Activity
Each record below must be written out again in exactly the same form.
Segment Open
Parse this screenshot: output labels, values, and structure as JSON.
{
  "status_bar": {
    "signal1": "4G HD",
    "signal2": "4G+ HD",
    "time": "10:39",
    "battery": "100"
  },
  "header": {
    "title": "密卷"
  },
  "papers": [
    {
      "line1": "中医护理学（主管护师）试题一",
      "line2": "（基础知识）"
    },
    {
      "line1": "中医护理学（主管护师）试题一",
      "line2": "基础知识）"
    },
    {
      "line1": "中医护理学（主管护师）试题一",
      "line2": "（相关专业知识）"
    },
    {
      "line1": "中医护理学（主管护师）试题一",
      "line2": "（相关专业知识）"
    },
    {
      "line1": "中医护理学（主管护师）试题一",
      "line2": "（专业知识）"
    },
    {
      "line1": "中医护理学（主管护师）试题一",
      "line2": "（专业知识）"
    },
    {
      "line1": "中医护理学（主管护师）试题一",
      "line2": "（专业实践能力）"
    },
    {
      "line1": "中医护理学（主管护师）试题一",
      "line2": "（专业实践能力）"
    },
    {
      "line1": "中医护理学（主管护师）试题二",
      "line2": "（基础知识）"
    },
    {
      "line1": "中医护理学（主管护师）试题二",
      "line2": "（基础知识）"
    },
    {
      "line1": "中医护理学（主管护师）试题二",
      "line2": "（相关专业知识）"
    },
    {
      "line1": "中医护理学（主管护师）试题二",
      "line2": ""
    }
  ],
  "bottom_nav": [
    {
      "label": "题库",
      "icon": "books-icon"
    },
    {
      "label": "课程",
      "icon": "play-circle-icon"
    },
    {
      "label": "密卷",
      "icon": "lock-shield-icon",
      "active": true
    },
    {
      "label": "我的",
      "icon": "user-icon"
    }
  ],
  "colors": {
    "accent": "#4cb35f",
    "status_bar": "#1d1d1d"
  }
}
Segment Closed
Reply
Parse this screenshot: output labels, values, and structure as JSON.
{
  "status_bar": {
    "signal1": "4G HD",
    "signal2": "4G+ HD",
    "time": "10:39",
    "battery": "100"
  },
  "header": {
    "title": "密卷"
  },
  "papers": [
    {
      "line1": "中医护理学（主管护师）试题一",
      "line2": "（基础知识）"
    },
    {
      "line1": "中医护理学（主管护师）试题一",
      "line2": "基础知识）"
    },
    {
      "line1": "中医护理学（主管护师）试题一",
      "line2": "（相关专业知识）"
    },
    {
      "line1": "中医护理学（主管护师）试题一",
      "line2": "（相关专业知识）"
    },
    {
      "line1": "中医护理学（主管护师）试题一",
      "line2": "（专业知识）"
    },
    {
      "line1": "中医护理学（主管护师）试题一",
      "line2": "（专业知识）"
    },
    {
      "line1": "中医护理学（主管护师）试题一",
      "line2": "（专业实践能力）"
    },
    {
      "line1": "中医护理学（主管护师）试题一",
      "line2": "（专业实践能力）"
    },
    {
      "line1": "中医护理学（主管护师）试题二",
      "line2": "（基础知识）"
    },
    {
      "line1": "中医护理学（主管护师）试题二",
      "line2": "（基础知识）"
    },
    {
      "line1": "中医护理学（主管护师）试题二",
      "line2": "（相关专业知识）"
    },
    {
      "line1": "中医护理学（主管护师）试题二",
      "line2": ""
    }
  ],
  "bottom_nav": [
    {
      "label": "题库",
      "icon": "books-icon"
    },
    {
      "label": "课程",
      "icon": "play-circle-icon"
    },
    {
      "label": "密卷",
      "icon": "lock-shield-icon",
      "active": true
    },
    {
      "label": "我的",
      "icon": "user-icon"
    }
  ],
  "colors": {
    "accent": "#4cb35f",
    "status_bar": "#1d1d1d"
  }
}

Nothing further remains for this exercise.